**What is expected:**
Your task is to print every entry below exactly as given.

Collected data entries
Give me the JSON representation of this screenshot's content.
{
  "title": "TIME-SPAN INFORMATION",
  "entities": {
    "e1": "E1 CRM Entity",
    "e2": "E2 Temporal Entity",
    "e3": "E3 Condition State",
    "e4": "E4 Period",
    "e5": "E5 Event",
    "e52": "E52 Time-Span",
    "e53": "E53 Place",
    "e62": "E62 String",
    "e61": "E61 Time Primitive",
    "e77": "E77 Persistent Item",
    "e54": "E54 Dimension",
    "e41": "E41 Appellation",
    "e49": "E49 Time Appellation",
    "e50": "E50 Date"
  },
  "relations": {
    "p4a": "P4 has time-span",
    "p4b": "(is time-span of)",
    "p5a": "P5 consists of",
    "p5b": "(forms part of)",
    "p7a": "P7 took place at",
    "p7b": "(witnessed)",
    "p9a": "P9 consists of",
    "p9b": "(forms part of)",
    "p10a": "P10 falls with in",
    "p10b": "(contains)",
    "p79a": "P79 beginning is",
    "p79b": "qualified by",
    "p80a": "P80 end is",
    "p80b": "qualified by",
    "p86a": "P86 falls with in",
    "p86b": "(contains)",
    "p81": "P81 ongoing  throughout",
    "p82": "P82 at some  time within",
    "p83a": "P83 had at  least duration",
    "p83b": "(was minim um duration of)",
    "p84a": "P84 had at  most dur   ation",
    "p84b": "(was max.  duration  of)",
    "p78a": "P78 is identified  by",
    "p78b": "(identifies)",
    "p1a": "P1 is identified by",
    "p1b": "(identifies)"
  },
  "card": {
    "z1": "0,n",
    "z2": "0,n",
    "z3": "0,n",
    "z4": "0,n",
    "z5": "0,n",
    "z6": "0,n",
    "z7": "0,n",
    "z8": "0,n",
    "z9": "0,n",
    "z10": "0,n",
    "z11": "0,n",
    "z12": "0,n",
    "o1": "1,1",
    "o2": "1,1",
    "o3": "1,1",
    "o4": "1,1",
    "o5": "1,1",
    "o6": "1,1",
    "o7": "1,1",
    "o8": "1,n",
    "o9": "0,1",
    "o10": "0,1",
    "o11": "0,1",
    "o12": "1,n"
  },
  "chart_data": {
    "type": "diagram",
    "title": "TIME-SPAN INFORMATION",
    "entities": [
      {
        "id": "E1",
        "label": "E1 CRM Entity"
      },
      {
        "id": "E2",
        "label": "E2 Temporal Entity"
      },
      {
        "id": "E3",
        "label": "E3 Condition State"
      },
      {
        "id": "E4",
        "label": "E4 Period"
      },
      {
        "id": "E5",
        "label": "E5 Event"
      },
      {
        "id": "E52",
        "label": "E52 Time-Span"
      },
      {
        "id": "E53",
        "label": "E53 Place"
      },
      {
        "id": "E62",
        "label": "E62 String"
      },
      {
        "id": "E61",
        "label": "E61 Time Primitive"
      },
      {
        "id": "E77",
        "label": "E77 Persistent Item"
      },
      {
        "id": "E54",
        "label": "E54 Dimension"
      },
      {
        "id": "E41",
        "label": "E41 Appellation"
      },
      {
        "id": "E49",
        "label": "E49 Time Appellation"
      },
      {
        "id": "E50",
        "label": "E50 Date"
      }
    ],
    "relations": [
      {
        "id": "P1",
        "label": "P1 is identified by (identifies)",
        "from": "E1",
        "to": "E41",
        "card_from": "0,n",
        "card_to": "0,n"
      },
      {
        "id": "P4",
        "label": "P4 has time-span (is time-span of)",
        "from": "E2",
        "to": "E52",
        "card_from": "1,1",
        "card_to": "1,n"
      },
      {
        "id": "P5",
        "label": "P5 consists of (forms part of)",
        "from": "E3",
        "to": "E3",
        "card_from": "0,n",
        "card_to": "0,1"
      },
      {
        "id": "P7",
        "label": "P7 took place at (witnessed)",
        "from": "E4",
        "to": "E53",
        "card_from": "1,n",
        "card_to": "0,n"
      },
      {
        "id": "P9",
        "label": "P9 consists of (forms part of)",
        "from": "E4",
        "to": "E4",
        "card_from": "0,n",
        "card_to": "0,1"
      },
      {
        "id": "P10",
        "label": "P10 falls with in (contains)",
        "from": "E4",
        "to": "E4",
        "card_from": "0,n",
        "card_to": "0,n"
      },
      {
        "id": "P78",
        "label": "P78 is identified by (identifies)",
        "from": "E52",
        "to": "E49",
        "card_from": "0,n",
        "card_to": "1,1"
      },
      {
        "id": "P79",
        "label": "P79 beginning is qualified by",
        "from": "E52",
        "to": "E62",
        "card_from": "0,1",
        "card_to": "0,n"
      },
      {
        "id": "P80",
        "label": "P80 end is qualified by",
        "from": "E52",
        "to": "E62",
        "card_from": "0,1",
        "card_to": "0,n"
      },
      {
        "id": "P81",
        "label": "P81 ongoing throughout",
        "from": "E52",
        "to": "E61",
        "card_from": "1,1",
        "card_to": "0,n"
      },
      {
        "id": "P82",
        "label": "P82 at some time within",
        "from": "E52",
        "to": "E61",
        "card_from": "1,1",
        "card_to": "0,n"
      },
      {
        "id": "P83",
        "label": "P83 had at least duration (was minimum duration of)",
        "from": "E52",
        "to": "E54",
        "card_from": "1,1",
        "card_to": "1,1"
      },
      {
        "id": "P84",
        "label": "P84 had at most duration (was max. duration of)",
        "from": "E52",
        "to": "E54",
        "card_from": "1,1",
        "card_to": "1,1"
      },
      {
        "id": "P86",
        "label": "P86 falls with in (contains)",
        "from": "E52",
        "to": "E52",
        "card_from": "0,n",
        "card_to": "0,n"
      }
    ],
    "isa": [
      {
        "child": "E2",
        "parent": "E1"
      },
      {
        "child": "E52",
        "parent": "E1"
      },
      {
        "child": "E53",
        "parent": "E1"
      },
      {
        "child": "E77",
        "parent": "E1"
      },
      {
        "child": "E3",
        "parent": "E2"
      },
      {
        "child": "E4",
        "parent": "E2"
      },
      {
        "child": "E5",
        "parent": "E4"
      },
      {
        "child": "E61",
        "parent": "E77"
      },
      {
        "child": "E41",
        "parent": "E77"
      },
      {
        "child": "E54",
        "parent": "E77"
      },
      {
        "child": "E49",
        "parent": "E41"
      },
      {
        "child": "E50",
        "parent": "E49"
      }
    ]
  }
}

**Answer to this problem:**
Give me the JSON representation of this screenshot's content.
{
  "title": "TIME-SPAN INFORMATION",
  "entities": {
    "e1": "E1 CRM Entity",
    "e2": "E2 Temporal Entity",
    "e3": "E3 Condition State",
    "e4": "E4 Period",
    "e5": "E5 Event",
    "e52": "E52 Time-Span",
    "e53": "E53 Place",
    "e62": "E62 String",
    "e61": "E61 Time Primitive",
    "e77": "E77 Persistent Item",
    "e54": "E54 Dimension",
    "e41": "E41 Appellation",
    "e49": "E49 Time Appellation",
    "e50": "E50 Date"
  },
  "relations": {
    "p4a": "P4 has time-span",
    "p4b": "(is time-span of)",
    "p5a": "P5 consists of",
    "p5b": "(forms part of)",
    "p7a": "P7 took place at",
    "p7b": "(witnessed)",
    "p9a": "P9 consists of",
    "p9b": "(forms part of)",
    "p10a": "P10 falls with in",
    "p10b": "(contains)",
    "p79a": "P79 beginning is",
    "p79b": "qualified by",
    "p80a": "P80 end is",
    "p80b": "qualified by",
    "p86a": "P86 falls with in",
    "p86b": "(contains)",
    "p81": "P81 ongoing  throughout",
    "p82": "P82 at some  time within",
    "p83a": "P83 had at  least duration",
    "p83b": "(was minim um duration of)",
    "p84a": "P84 had at  most dur   ation",
    "p84b": "(was max.  duration  of)",
    "p78a": "P78 is identified  by",
    "p78b": "(identifies)",
    "p1a": "P1 is identified by",
    "p1b": "(identifies)"
  },
  "card": {
    "z1": "0,n",
    "z2": "0,n",
    "z3": "0,n",
    "z4": "0,n",
    "z5": "0,n",
    "z6": "0,n",
    "z7": "0,n",
    "z8": "0,n",
    "z9": "0,n",
    "z10": "0,n",
    "z11": "0,n",
    "z12": "0,n",
    "o1": "1,1",
    "o2": "1,1",
    "o3": "1,1",
    "o4": "1,1",
    "o5": "1,1",
    "o6": "1,1",
    "o7": "1,1",
    "o8": "1,n",
    "o9": "0,1",
    "o10": "0,1",
    "o11": "0,1",
    "o12": "1,n"
  },
  "chart_data": {
    "type": "diagram",
    "title": "TIME-SPAN INFORMATION",
    "entities": [
      {
        "id": "E1",
        "label": "E1 CRM Entity"
      },
      {
        "id": "E2",
        "label": "E2 Temporal Entity"
      },
      {
        "id": "E3",
        "label": "E3 Condition State"
      },
      {
        "id": "E4",
        "label": "E4 Period"
      },
      {
        "id": "E5",
        "label": "E5 Event"
      },
      {
        "id": "E52",
        "label": "E52 Time-Span"
      },
      {
        "id": "E53",
        "label": "E53 Place"
      },
      {
        "id": "E62",
        "label": "E62 String"
      },
      {
        "id": "E61",
        "label": "E61 Time Primitive"
      },
      {
        "id": "E77",
        "label": "E77 Persistent Item"
      },
      {
        "id": "E54",
        "label": "E54 Dimension"
      },
      {
        "id": "E41",
        "label": "E41 Appellation"
      },
      {
        "id": "E49",
        "label": "E49 Time Appellation"
      },
      {
        "id": "E50",
        "label": "E50 Date"
      }
    ],
    "relations": [
      {
        "id": "P1",
        "label": "P1 is identified by (identifies)",
        "from": "E1",
        "to": "E41",
        "card_from": "0,n",
        "card_to": "0,n"
      },
      {
        "id": "P4",
        "label": "P4 has time-span (is time-span of)",
        "from": "E2",
        "to": "E52",
        "card_from": "1,1",
        "card_to": "1,n"
      },
      {
        "id": "P5",
        "label": "P5 consists of (forms part of)",
        "from": "E3",
        "to": "E3",
        "card_from": "0,n",
        "card_to": "0,1"
      },
      {
        "id": "P7",
        "label": "P7 took place at (witnessed)",
        "from": "E4",
        "to": "E53",
        "card_from": "1,n",
        "card_to": "0,n"
      },
      {
        "id": "P9",
        "label": "P9 consists of (forms part of)",
        "from": "E4",
        "to": "E4",
        "card_from": "0,n",
        "card_to": "0,1"
      },
      {
        "id": "P10",
        "label": "P10 falls with in (contains)",
        "from": "E4",
        "to": "E4",
        "card_from": "0,n",
        "card_to": "0,n"
      },
      {
        "id": "P78",
        "label": "P78 is identified by (identifies)",
        "from": "E52",
        "to": "E49",
        "card_from": "0,n",
        "card_to": "1,1"
      },
      {
        "id": "P79",
        "label": "P79 beginning is qualified by",
        "from": "E52",
        "to": "E62",
        "card_from": "0,1",
        "card_to": "0,n"
      },
      {
        "id": "P80",
        "label": "P80 end is qualified by",
        "from": "E52",
        "to": "E62",
        "card_from": "0,1",
        "card_to": "0,n"
      },
      {
        "id": "P81",
        "label": "P81 ongoing throughout",
        "from": "E52",
        "to": "E61",
        "card_from": "1,1",
        "card_to": "0,n"
      },
      {
        "id": "P82",
        "label": "P82 at some time within",
        "from": "E52",
        "to": "E61",
        "card_from": "1,1",
        "card_to": "0,n"
      },
      {
        "id": "P83",
        "label": "P83 had at least duration (was minimum duration of)",
        "from": "E52",
        "to": "E54",
        "card_from": "1,1",
        "card_to": "1,1"
      },
      {
        "id": "P84",
        "label": "P84 had at most duration (was max. duration of)",
        "from": "E52",
        "to": "E54",
        "card_from": "1,1",
        "card_to": "1,1"
      },
      {
        "id": "P86",
        "label": "P86 falls with in (contains)",
        "from": "E52",
        "to": "E52",
        "card_from": "0,n",
        "card_to": "0,n"
      }
    ],
    "isa": [
      {
        "child": "E2",
        "parent": "E1"
      },
      {
        "child": "E52",
        "parent": "E1"
      },
      {
        "child": "E53",
        "parent": "E1"
      },
      {
        "child": "E77",
        "parent": "E1"
      },
      {
        "child": "E3",
        "parent": "E2"
      },
      {
        "child": "E4",
        "parent": "E2"
      },
      {
        "child": "E5",
        "parent": "E4"
      },
      {
        "child": "E61",
        "parent": "E77"
      },
      {
        "child": "E41",
        "parent": "E77"
      },
      {
        "child": "E54",
        "parent": "E77"
      },
      {
        "child": "E49",
        "parent": "E41"
      },
      {
        "child": "E50",
        "parent": "E49"
      }
    ]
  }
}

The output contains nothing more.